3. The Food
New Orleans has fewer people now than before the storm, but interestingly, more restaurants. Some think it’s an even better place to eat today, as newcomers are adding flavors and keeping old-timers on their toes. You can, of course, enjoy the classics, such as the delightfully old-school Grill Room at the historic Windsor Hotel, where you are serenaded by live piano as you enjoy selections from a menu that’s not resting on its laurels like those at some of the other venerable NOLA eateries. For French Quarter people-watching, get yourself a window seat overlooking Bourbon Street at Bourbon House at the Astor Crowne Plaza (a superb and convenient hotel, btw) and let the carnival of life cruise by as you enjoy local seafood (try the oysters).
My favorite post-Katrina restaurant has to be Cochon (just a few blocks from the WWII Museum) where celebrated Chef Donald Link works his Cajun magic on pork, seafood and game. Believe me, this man can even turn a dish of cucumbers into something memorable. His dishes are not innovative for the sake of being innovative – they are innovative for the sake of tasting damn good. Other post-Katrina restaurants to try include Root, a Warehouse District newcomer that uses high-tech gear to create flavorful dishes like tea-smoked chicken, and Apolline, a cozy Creole spot on Magazine Street, where the chef is appreciated for his succulent seafood dishes like sautéd black drum.
4. The Parks
The lush vegetation and enchanting outdoor spaces of NOLA are among the most appealing things about the city. Parks were ravaged by Katrina, but happily they have been restored. Louis Armstrong Park, across from the French Quarter, has finally been brought back to life thanks to tireless community activists and city efforts and is once again safe to visit. A new summer music series attracted 50,000 people in its first year, and hopes to grow to twice that size in 2013. The magnificent orchids of the Botanical Garden in New Orleans City Park were nearly wiped out by Katrina, but they are back and were featured in the 2012 Fall Garden Festival.

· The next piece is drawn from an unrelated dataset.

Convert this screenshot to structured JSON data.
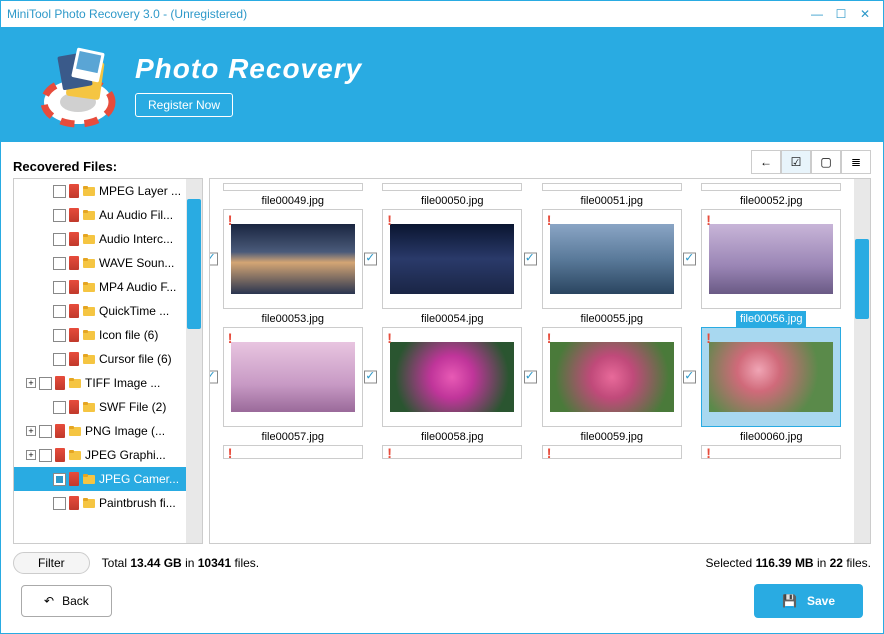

5. The People
The gumbo of cultures, ethnicities and traditions makes New Orleans one of the most fascinating mixes of human beings in America. Folks tend to be warm, enthusiastic about their city and eager to talk to visitors. Everyone I spoke with on my recent visit was eager to sing the praises of post-Katrina rejuvenation, though many acknowledged that not all New Orleanians have benefitted equally from the city’s renaissance. The Lower 9th Ward, a low-income black neighborhood devastated by the storm, still lacks basic facilities like grocery stores.
The Lower 9th is rebuilding slowly, and there is much appreciation for the houses built by Brad Pitt’s Make It Right foundation (however odd their styles appear next to more traditional dwellings). Musicians' Village, a new residential area featuring a state-of-the-art music center, was kicked off by Harry Connick Jr. and Branford Marsalis to provide a home for musicians dislocated by the storm.